Squire’s team collected publicly posted information from 165 extremist channels from April 24, 2021 to Aug. 31 2023. The researchers concluded 113 of the channels received at least one Hyperchat donation, and calculated that, combined, the channels raised $336,000 on the platform.
Among the biggest beneficiaries were a channel run by the author of a neo-fascist novel who also produced a film that promotes Great Replacement and White Genocide conspiracy theories and a channel run by one of the principals of a white supremacist podcast network, the SPLC report says.
About two months after the timeframe examined by the SPLC, LBRY Inc. announced in a blog post that it was shutting down, citing the SEC ruling and “millions of dollars in debts.”

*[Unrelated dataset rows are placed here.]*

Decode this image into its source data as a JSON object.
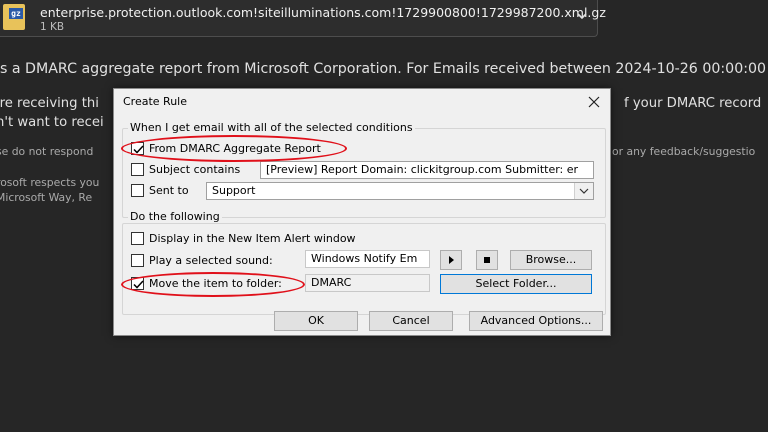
{
  "attachment": {
    "icon_letters": "gz",
    "filename": "enterprise.protection.outlook.com!siteilluminations.com!1729900800!1729987200.xml.gz",
    "size": "1 KB"
  },
  "email": {
    "line1": "is a DMARC aggregate report from Microsoft Corporation. For Emails received between 2024-10-26 00:00:00",
    "line2_left": "'re receiving thi",
    "line2_right": "f your DMARC record",
    "line3": "n't want to recei",
    "line4_left": "se do not respond",
    "line4_right": "or any feedback/suggestio",
    "line5": "rosoft respects you",
    "line6": "Microsoft Way, Re"
  },
  "dialog": {
    "title": "Create Rule",
    "group1_label": "When I get email with all of the selected conditions",
    "conditions": [
      {
        "label": "From DMARC Aggregate Report",
        "checked": true
      },
      {
        "label": "Subject contains",
        "checked": false,
        "value": "[Preview] Report Domain: clickitgroup.com Submitter: er"
      },
      {
        "label": "Sent to",
        "checked": false,
        "value": "Support"
      }
    ],
    "group2_label": "Do the following",
    "actions": [
      {
        "label": "Display in the New Item Alert window",
        "checked": false
      },
      {
        "label": "Play a selected sound:",
        "checked": false,
        "value": "Windows Notify Em",
        "browse_label": "Browse..."
      },
      {
        "label": "Move the item to folder:",
        "checked": true,
        "value": "DMARC",
        "select_label": "Select Folder..."
      }
    ],
    "ok_label": "OK",
    "cancel_label": "Cancel",
    "advanced_label": "Advanced Options...",
    "highlight_color": "#e0101a"
  }
}
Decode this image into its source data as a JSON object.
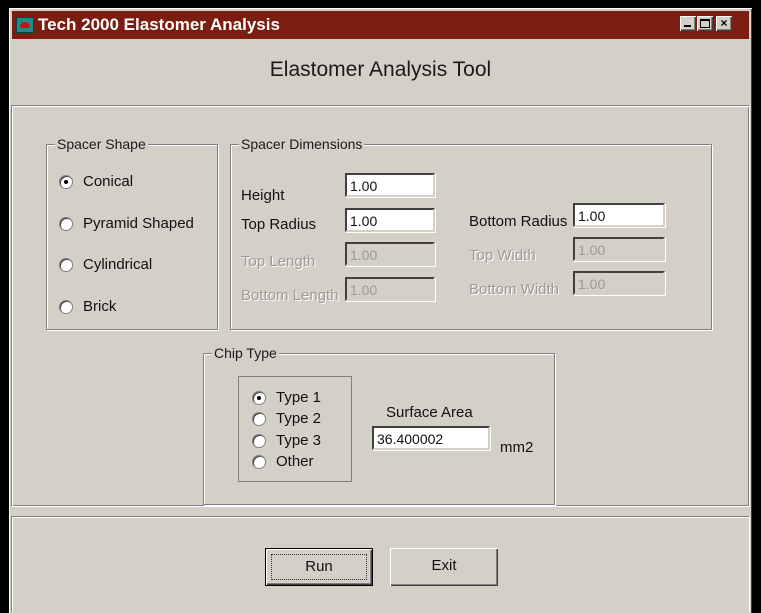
{
  "window": {
    "title": "Tech 2000 Elastomer Analysis",
    "controls": {
      "minimize": "_",
      "maximize": "□",
      "close": "×"
    }
  },
  "header": {
    "title": "Elastomer Analysis Tool"
  },
  "spacer_shape": {
    "label": "Spacer Shape",
    "options": [
      {
        "label": "Conical",
        "selected": true
      },
      {
        "label": "Pyramid Shaped",
        "selected": false
      },
      {
        "label": "Cylindrical",
        "selected": false
      },
      {
        "label": "Brick",
        "selected": false
      }
    ]
  },
  "spacer_dimensions": {
    "label": "Spacer Dimensions",
    "height": {
      "label": "Height",
      "value": "1.00",
      "enabled": true
    },
    "top_radius": {
      "label": "Top Radius",
      "value": "1.00",
      "enabled": true
    },
    "top_length": {
      "label": "Top Length",
      "value": "1.00",
      "enabled": false
    },
    "bottom_length": {
      "label": "Bottom Length",
      "value": "1.00",
      "enabled": false
    },
    "bottom_radius": {
      "label": "Bottom Radius",
      "value": "1.00",
      "enabled": true
    },
    "top_width": {
      "label": "Top Width",
      "value": "1.00",
      "enabled": false
    },
    "bottom_width": {
      "label": "Bottom Width",
      "value": "1.00",
      "enabled": false
    }
  },
  "chip_type": {
    "label": "Chip Type",
    "options": [
      {
        "label": "Type 1",
        "selected": true
      },
      {
        "label": "Type 2",
        "selected": false
      },
      {
        "label": "Type 3",
        "selected": false
      },
      {
        "label": "Other",
        "selected": false
      }
    ],
    "surface_area": {
      "label": "Surface Area",
      "value": "36.400002",
      "unit": "mm2"
    }
  },
  "buttons": {
    "run": "Run",
    "exit": "Exit"
  },
  "colors": {
    "title_bar": "#7c1d12",
    "window_face": "#d4d0c8",
    "disabled_text": "#9c9a94"
  }
}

Extremists and ‘Alt-tech’
Jared Holt, a senior researcher at the Institute for Strategic Dialogue who studies extremist groups, said extremists are often among the first people to flock to a new tech platform, especially if it offers new ways to evade censorship and spread hateful propaganda.
“Technology evolves very quickly, and extremists have always been early adopters of emergent technologies,” Holt said. “Recently, that has included products and services that are often called ‘Web 3’ — things like cryptocurrency, different blockchain technology and ways of hosting content.”
As platforms have grown and developed, extremists often get pushed out by stricter content moderation, Holt said.
But with Odysee, that hasn’t happened.
The Odysee report is the SPLC’s inaugural Digital Threat Report, and will be followed by similar papers outlining different platforms’ roles in the world of online hate, Squire said.
She said her team specifically aims to shine a light on websites that have become “havens” for extremists and whether extremists are being “enabled” by the companies or individuals running the site.
A former computer science professor, Squire has been scraping data on extremist groups and individual extremists for years, and she said she plans to bring the same data-driven approach to the Digital Threat Reports.
Holt welcomed the effort.
“Some of these sites succeed, some of them fail, but there’s always new ones popping up,” Holt said. ”Staying on top of those is invaluable.”